Cotton’s Memory Palace

One recurrent theme in the literature on Sir Robert Cotton’s library is the idiosyncratic arrangement of his collection, a feature which still persists in various ways 400 years later. Within this theme, the two big questions are probably “why did he do it that way,” and “how did users find things, before the library’s first catalog?”

Scholars propose that other people mostly found things by consulting Cotton. He acquired the documents, arranged and bound them to his liking, and thus had intimate knowledge of the collection. This has seemed adequate explanation to me.

Some while back, though, an erudite reader suggested that Cotton also built a mnemonic device into the library itself. The layout of Cotton’s library, suggests Mr. Mark Kindt, was a real-world memory palace.

You can read about the memory palace technique in many places. But the basic concept of memorizing information by mapping it to physical space is, at least, suggestive in light of what we know about Cotton’s library.

Cotton organized his manuscripts into physical niches, each adorned by the bust of a Roman emperor or other figure from antiquity. This curious sorting eventually joined the first catalog, and all those which have followed up to this day. (The Beowulf manuscript is still “Vitellius A. xv,” from its onetime position as the 15th item on the first shelf under a bust of Emperor Vitellius.)

But what if this wasn’t just a novel convention drawn from a purely decorative foundation?

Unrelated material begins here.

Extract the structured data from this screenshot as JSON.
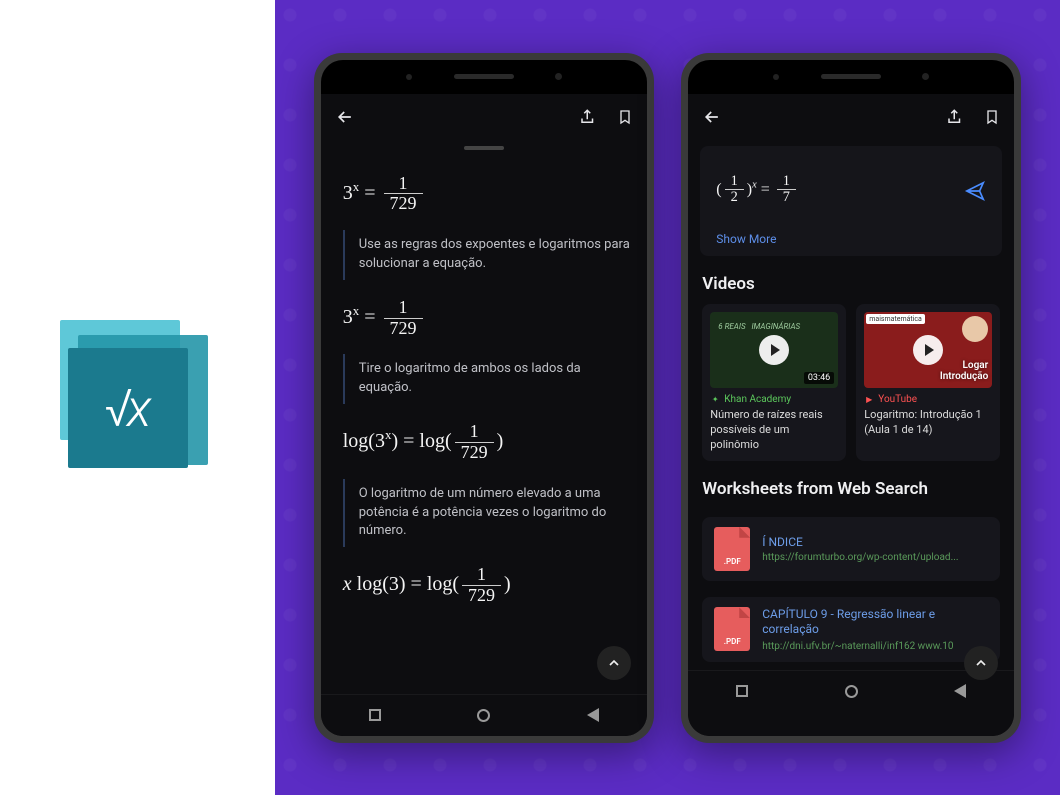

Reading Cotton’s Library and the reconstruction of its early layout which Colin Tite has developed, Kindt immediately felt that this was a purpose-built memory palace. The idea seems plausible, at least. Cotton was obviously thinking of items in his collection in terms of their physical position in the room, rather than in relation to an abstract cataloging system, e.g. Dewey’s. Perhaps he introduced the bronze busts to make each library niche a distinct location he could picture in his mind, with the conscious intent of building a memory palace in both mental and physical space.

Artist's rendering of Cotton's library

Artist’s rendering by John Ronayne

Kindt proposes that Cotton likely would have known of and been interested in the memory palace concept. It dates from classical antiquity, and does seem like the kind of idea which could have been in vogue among late-Renaissance antiquarians like the young Cotton. Combine with the fact that Cotton chose figures from ancient Rome to adorn his library, and… I do agree that it’s suggestive.

I’m happy to finally publish the suggestion, with due credit, and perhaps make one more contribution to the ongoing scholarship of this fascinating treasure.

Comments are closed.

Post Navigation